The happy union of capitalism and technology

It's right there on the receipt. I just bought an 8 gig memory stick for 29 bucks. Makes you nostalgic for the good new days of unbridled capitalism, doesn't it? It even makes me feel a bit sorry for kids today. What sort of hard-luck stories will they be able to tell when they're old? "When I was a boy a terabyte of memory cost a whole dollar!" "Ah shaddap gramps, I gotta exabyte implanted right in my brain for a nickel last week." Whereas I remember the first time a colleague, whose research involved a significant database, got a one gigabyte hard drive. We literally trooped into her office to gawp at it. This Tuesday on a whim I threw two one-gigabyte USB sticks into the cart for $6.99. OK, $6.99 each, plus tax. Still not 20 bucks total.

Ten years ago I wrote about the technological miracle that every computer I ever bought cost roughly $2,000 despite huge increases in computing power. It turns out those were, in that sense, the bad old days. This week I went on what would once have been an electronics spending spree, helping someone choose both a laptop and a desktop far more powerful than they could ever use, for just $1400. Combined.

As I doddered through the store, boring everyone within hearing --a small group, thanks to earbuds and the pounding music in stores today, which isn't even music but noise -- I realized my parents' first computer, a 1981 Apple IIe with a daisy wheel printer, set them back ten grand, considerably more than a cheap car, whereas the $450 I just paid for a 360-gig-hard-drive desktop is less than a decent bicycle. As for the $29.99 webcam we also threw in, you could spend that on fast food. And while the ability to see my face in all its horrible detail from another continent might not seem the pinnacle of human social evolution, it is technically impressive.

All of which prompts the question: If government is so great, why does it keep getting more expensive? Years ago David Frum made the point that the excuse we often hear for rising health care costs is advancing technology, and yet in every other field but the public sector that same factor keeps lowering costs -- as you'd expect, since technology in the modern sense means an ongoing, even relentless series of improvements in the technique, materials and organization of production.
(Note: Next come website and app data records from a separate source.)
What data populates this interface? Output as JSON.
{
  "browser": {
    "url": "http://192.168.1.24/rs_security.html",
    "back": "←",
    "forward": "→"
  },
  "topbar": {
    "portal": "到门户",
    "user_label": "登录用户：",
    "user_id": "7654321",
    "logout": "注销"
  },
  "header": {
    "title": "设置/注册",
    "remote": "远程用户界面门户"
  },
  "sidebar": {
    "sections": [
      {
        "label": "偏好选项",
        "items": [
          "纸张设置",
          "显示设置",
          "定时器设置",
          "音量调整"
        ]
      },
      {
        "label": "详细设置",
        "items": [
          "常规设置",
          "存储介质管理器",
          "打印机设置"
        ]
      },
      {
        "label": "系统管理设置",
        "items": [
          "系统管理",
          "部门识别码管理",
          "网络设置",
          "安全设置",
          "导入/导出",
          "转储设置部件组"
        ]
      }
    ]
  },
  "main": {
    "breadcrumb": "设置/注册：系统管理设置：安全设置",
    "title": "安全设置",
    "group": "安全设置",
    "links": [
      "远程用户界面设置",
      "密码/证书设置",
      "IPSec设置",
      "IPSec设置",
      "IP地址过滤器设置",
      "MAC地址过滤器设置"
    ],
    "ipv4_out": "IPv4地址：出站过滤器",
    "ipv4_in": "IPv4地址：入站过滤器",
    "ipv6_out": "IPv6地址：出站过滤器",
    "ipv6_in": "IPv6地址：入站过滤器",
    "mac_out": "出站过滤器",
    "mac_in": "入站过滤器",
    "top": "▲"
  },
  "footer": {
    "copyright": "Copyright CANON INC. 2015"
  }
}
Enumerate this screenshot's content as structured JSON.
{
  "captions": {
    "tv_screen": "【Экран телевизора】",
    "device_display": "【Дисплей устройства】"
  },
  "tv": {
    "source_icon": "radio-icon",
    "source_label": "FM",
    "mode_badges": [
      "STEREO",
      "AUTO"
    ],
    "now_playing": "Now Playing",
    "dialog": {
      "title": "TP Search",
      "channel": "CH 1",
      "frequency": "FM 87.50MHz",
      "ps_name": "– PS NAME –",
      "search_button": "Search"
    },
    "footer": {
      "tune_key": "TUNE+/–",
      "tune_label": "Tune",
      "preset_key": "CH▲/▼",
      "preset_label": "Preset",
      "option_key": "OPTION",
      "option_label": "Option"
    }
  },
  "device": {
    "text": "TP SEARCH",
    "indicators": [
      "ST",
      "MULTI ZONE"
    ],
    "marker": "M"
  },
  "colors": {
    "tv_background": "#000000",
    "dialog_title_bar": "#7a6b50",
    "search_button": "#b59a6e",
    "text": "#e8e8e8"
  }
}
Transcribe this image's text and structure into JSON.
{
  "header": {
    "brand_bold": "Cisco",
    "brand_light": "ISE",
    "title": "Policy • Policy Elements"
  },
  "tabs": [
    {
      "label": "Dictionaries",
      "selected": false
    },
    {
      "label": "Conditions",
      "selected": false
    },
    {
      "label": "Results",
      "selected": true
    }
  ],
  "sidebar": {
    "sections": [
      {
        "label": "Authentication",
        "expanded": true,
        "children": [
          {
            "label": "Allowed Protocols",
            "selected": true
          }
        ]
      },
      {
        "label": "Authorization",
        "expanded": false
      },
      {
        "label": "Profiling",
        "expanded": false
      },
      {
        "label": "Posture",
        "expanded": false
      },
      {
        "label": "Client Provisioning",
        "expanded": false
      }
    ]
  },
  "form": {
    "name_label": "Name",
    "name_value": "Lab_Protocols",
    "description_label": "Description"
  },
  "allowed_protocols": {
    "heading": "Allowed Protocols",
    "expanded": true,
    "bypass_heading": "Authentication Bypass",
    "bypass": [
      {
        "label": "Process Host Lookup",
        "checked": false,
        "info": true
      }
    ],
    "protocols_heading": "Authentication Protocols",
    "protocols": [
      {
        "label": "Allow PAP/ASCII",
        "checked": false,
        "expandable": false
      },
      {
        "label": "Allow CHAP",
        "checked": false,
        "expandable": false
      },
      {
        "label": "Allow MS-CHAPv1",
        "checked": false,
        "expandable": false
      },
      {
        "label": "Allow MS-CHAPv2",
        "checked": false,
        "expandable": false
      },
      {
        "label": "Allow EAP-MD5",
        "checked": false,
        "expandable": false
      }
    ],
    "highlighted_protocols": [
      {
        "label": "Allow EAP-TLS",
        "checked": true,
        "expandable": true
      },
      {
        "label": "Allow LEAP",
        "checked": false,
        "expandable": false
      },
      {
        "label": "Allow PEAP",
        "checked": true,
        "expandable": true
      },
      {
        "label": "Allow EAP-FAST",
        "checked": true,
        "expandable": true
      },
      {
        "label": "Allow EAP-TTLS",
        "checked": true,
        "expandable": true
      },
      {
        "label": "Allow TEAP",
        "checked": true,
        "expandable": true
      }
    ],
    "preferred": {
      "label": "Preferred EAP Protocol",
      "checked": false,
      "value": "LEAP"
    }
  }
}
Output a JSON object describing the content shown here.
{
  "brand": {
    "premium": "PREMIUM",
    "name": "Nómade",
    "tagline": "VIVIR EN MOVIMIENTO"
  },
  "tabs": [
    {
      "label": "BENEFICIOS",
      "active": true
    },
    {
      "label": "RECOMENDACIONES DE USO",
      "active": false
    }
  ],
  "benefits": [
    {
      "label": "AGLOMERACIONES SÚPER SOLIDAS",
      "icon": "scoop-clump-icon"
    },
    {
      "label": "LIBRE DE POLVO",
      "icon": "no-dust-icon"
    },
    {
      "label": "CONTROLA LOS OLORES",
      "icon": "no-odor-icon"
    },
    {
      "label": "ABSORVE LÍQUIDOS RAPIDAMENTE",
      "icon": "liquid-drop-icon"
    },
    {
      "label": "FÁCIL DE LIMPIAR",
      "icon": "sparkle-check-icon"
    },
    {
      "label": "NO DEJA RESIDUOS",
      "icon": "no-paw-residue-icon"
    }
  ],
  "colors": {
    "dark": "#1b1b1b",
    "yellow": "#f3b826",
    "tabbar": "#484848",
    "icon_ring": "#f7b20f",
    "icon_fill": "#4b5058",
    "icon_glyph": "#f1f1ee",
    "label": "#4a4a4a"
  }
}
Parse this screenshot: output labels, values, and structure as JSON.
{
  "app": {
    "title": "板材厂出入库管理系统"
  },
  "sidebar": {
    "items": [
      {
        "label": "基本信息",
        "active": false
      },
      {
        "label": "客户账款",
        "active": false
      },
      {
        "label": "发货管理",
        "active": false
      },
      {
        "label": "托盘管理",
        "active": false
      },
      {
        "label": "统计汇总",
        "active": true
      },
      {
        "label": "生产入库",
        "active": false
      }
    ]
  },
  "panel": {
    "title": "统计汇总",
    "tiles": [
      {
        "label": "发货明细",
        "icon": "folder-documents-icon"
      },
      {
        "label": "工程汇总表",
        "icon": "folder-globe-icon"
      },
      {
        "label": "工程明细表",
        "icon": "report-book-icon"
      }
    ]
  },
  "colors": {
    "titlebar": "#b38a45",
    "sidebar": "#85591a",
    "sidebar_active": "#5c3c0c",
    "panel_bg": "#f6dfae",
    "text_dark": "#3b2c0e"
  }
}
A modern car, Frum pointed out, costs about as much adjusted for inflation as a Model T. But it offers rather more comfort and performance. Uh, except under communism, where the infamous East German Trabant generated just 18 hp to the Model T's mighty 20.2. Wikipedia says the Model T, produced from 1908 to 1927, boasted a giant 2.9L engine offering a dazzling top speed of 72 km/h, regrettably at some 18.7 litres per 100k (though on the plus side it could burn gasoline or ethanol). All of which I discovered in three minutes online, speaking of technological advances that leave you shaking your head at the government's ongoing incapacity to generate electronic medical records.

In case you want to try the financial comparison at home, the Bank of Canada's online inflation calculator ( says the 1909 Model T price of $850 would be about $17,000 today and the 1915 price tag of $440 about $8,300. The cheapest new cars I could find in Canada today both list for just under $10,000. Mind you both have 110 hp engines and warm interiors and stuff.

Technology won't get us into heaven, of course. But on its own terms it works. Under capitalism it continually improves everything but morality and taste. Even the lowly sewer.

Earlier this year I got a fascinating explanation, from the good people who manage Ottawa's sewers, about modern techniques including the "trenchless" system that permits relining of sewers through a process not unlike arthroscopic surgery, that sprays a coating so technically fierce that if the old sewer rots away totally the lining will carry on for years. The engineers and tech guys who work for the city know and love their sewers.

But your municipal tax bill just keeps on rising. Wonder why?

While shopping for Canada Day goodies, try comparing the selection in the supermarket with, say, that on display in the latest federal or provincial cabinet shuffle. Because now that I come to think of it, today's gormless youth, in gormless old age, will at least be able to describe life back when George Smitherman's performance as health minister was thought to qualify him to run a super-ministry combining energy and infrastructure.

I'm pretty sure it has something to do with not getting a money-back receipt for Premier McGuinty.

[First published in the Ottawa Citizen]